In the entries below, how many lines contain the string "group"? Give the number by itself.

== Given information ==

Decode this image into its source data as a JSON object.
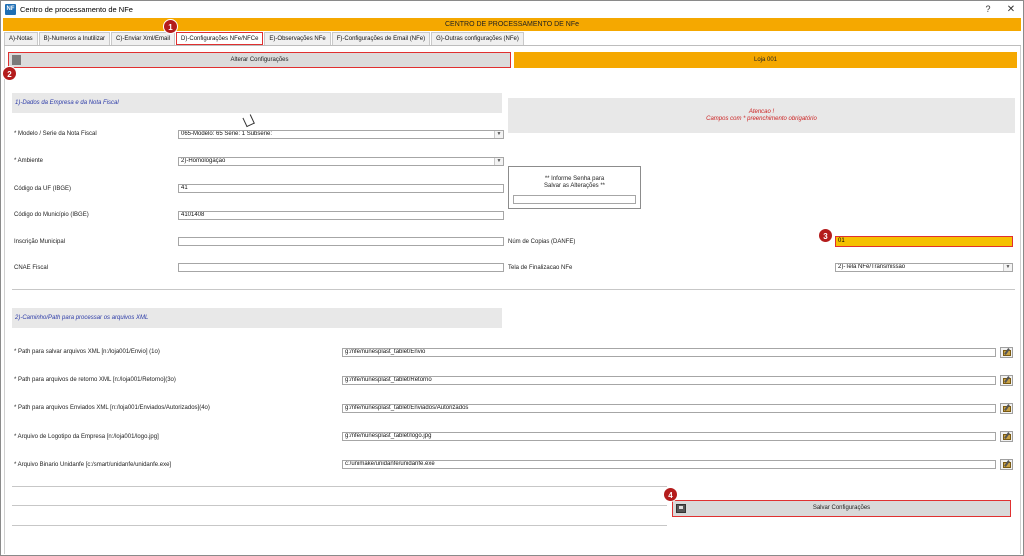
{
  "window": {
    "title": "Centro de processamento de NFe",
    "help": "?",
    "close": "✕"
  },
  "header": {
    "title": "CENTRO DE PROCESSAMENTO DE NFe"
  },
  "tabs": [
    {
      "label": "A)-Notas"
    },
    {
      "label": "B)-Numeros a Inutilizar"
    },
    {
      "label": "C)-Enviar Xml/Email"
    },
    {
      "label": "D)-Configurações NFe/NFCe"
    },
    {
      "label": "E)-Observações NFe"
    },
    {
      "label": "F)-Configurações de Email (NFe)"
    },
    {
      "label": "G)-Outras configurações (NFe)"
    }
  ],
  "toolbar": {
    "alterar_label": "Alterar Configurações",
    "loja_label": "Loja 001"
  },
  "section1": {
    "title": "1)-Dados da Empresa e da Nota Fiscal"
  },
  "atencao": {
    "line1": "Atencao !",
    "line2": "Campos com * preenchimento obrigatório"
  },
  "form": {
    "modelo": {
      "label": "* Modelo / Serie da Nota Fiscal",
      "value": "065-Modelo: 65 Serie: 1 Subserie:"
    },
    "ambiente": {
      "label": "* Ambiente",
      "value": "2)-Homologação"
    },
    "uf": {
      "label": "Código da UF (IBGE)",
      "value": "41"
    },
    "municipio": {
      "label": "Código do Município (IBGE)",
      "value": "4101408"
    },
    "inscricao": {
      "label": "Inscrição Municipal",
      "value": ""
    },
    "cnae": {
      "label": "CNAE Fiscal",
      "value": ""
    },
    "copias": {
      "label": "Núm de Copias (DANFE)",
      "value": "01"
    },
    "tela": {
      "label": "Tela de Finalizacao NFe",
      "value": "2)-Tela NFe/Transmissão"
    }
  },
  "senha": {
    "line1": "** Informe Senha para",
    "line2": "Salvar as Alterações **",
    "value": ""
  },
  "section2": {
    "title": "2)-Caminho/Path para processar os arquivos XML"
  },
  "paths": [
    {
      "label": "* Path para salvar arquivos XML [n:/loja001/Envio] (1o)",
      "value": "g:/nfe/nunesplast_tablet/Envio"
    },
    {
      "label": "* Path para arquivos de retorno XML [n:/loja001/Retorno](3o)",
      "value": "g:/nfe/nunesplast_tablet/Retorno"
    },
    {
      "label": "* Path para arquivos Enviados XML [n:/loja001/Enviados/Autorizados](4o)",
      "value": "g:/nfe/nunesplast_tablet/Enviados/Autorizados"
    },
    {
      "label": "* Arquivo de Logotipo da Empresa [n:/loja001/logo.jpg]",
      "value": "g:/nfe/nunesplast_tablet/logo.jpg"
    },
    {
      "label": "* Arquivo Binario Unidanfe [c:/smart/unidanfe/unidanfe.exe]",
      "value": "c:/unimake/unidanfe/unidanfe.exe"
    }
  ],
  "save": {
    "label": "Salvar  Configurações"
  },
  "badges": [
    "1",
    "2",
    "3",
    "4"
  ],
  "colors": {
    "accent": "#f5a800",
    "highlight": "#e03030",
    "badge": "#b41c1c",
    "section_text": "#2b3aa7"
  },
  "icons": {
    "folder": "folder-edit-icon",
    "disk": "floppy-disk-icon",
    "app": "app-icon"
  }
}
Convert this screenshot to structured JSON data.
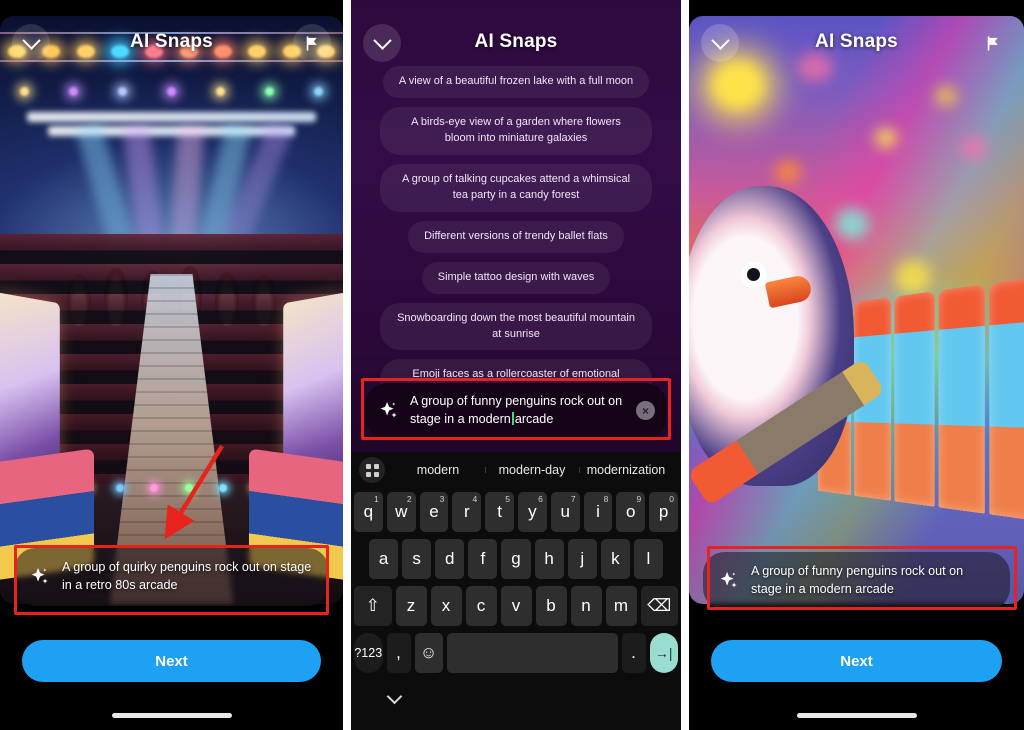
{
  "app": {
    "title": "AI Snaps",
    "accent_blue": "#1EA1F2",
    "annotation_red": "#E8221C",
    "caret_green": "#3DDC84",
    "enter_key_teal": "#9BDCD0"
  },
  "panel1": {
    "header": {
      "title": "AI Snaps",
      "back_icon": "chevron-down-icon",
      "flag_icon": "flag-icon"
    },
    "generated_image_alt": "A group of quirky penguins rock out on stage in a retro 80s arcade",
    "prompt": {
      "icon": "sparkle-icon",
      "text": "A group of quirky penguins rock out on stage in a retro 80s arcade"
    },
    "next_label": "Next"
  },
  "panel2": {
    "header": {
      "title": "AI Snaps",
      "back_icon": "chevron-down-icon"
    },
    "suggestion_chips": [
      "A view of a beautiful frozen lake with a full moon",
      "A birds-eye view of a garden where flowers bloom into miniature galaxies",
      "A group of talking cupcakes attend a whimsical tea party in a candy forest",
      "Different versions of trendy ballet flats",
      "Simple tattoo design with waves",
      "Snowboarding down the most beautiful mountain at sunrise",
      "Emoji faces as a rollercoaster of emotional rollercoasters"
    ],
    "input": {
      "icon": "sparkle-icon",
      "text_before_caret": "A group of funny penguins rock out on stage in a modern",
      "text_after_caret": "arcade",
      "full_value": "A group of funny penguins rock out on stage in a modern arcade",
      "clear_icon": "close-circle-icon",
      "clear_label": "×"
    },
    "keyboard": {
      "toolbar_icon": "grid-icon",
      "predictions": [
        "modern",
        "modern-day",
        "modernization"
      ],
      "row1": [
        {
          "key": "q",
          "num": "1"
        },
        {
          "key": "w",
          "num": "2"
        },
        {
          "key": "e",
          "num": "3"
        },
        {
          "key": "r",
          "num": "4"
        },
        {
          "key": "t",
          "num": "5"
        },
        {
          "key": "y",
          "num": "6"
        },
        {
          "key": "u",
          "num": "7"
        },
        {
          "key": "i",
          "num": "8"
        },
        {
          "key": "o",
          "num": "9"
        },
        {
          "key": "p",
          "num": "0"
        }
      ],
      "row2": [
        "a",
        "s",
        "d",
        "f",
        "g",
        "h",
        "j",
        "k",
        "l"
      ],
      "row3": [
        "z",
        "x",
        "c",
        "v",
        "b",
        "n",
        "m"
      ],
      "shift_label": "⇧",
      "backspace_label": "⌫",
      "symbols_label": "?123",
      "comma_label": ",",
      "emoji_label": "☺",
      "space_label": "",
      "period_label": ".",
      "enter_label": "→|",
      "dismiss_icon": "chevron-down-icon"
    }
  },
  "panel3": {
    "header": {
      "title": "AI Snaps",
      "back_icon": "chevron-down-icon",
      "flag_icon": "flag-icon"
    },
    "generated_image_alt": "A group of funny penguins rock out on stage in a modern arcade",
    "prompt": {
      "icon": "sparkle-icon",
      "text": "A group of funny penguins rock out on stage in a modern arcade"
    },
    "next_label": "Next"
  }
}
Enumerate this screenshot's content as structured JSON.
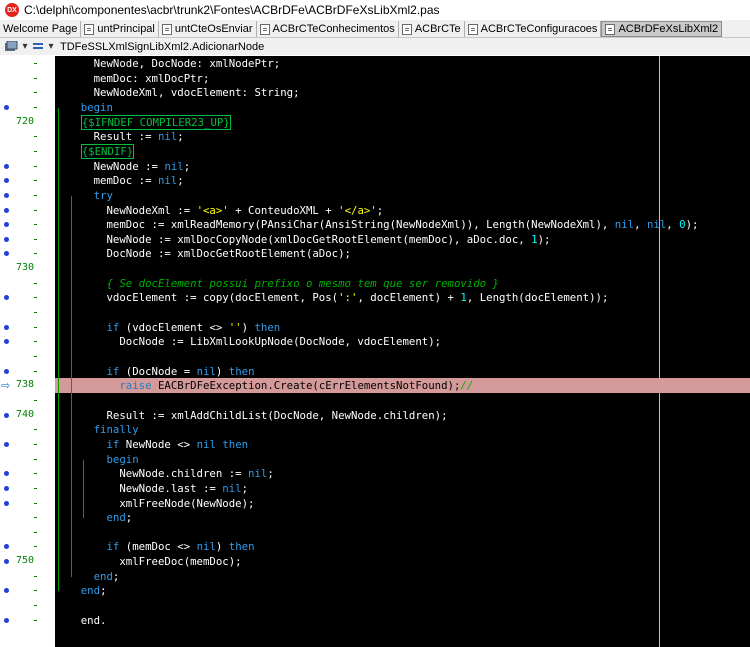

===

**Answer**
7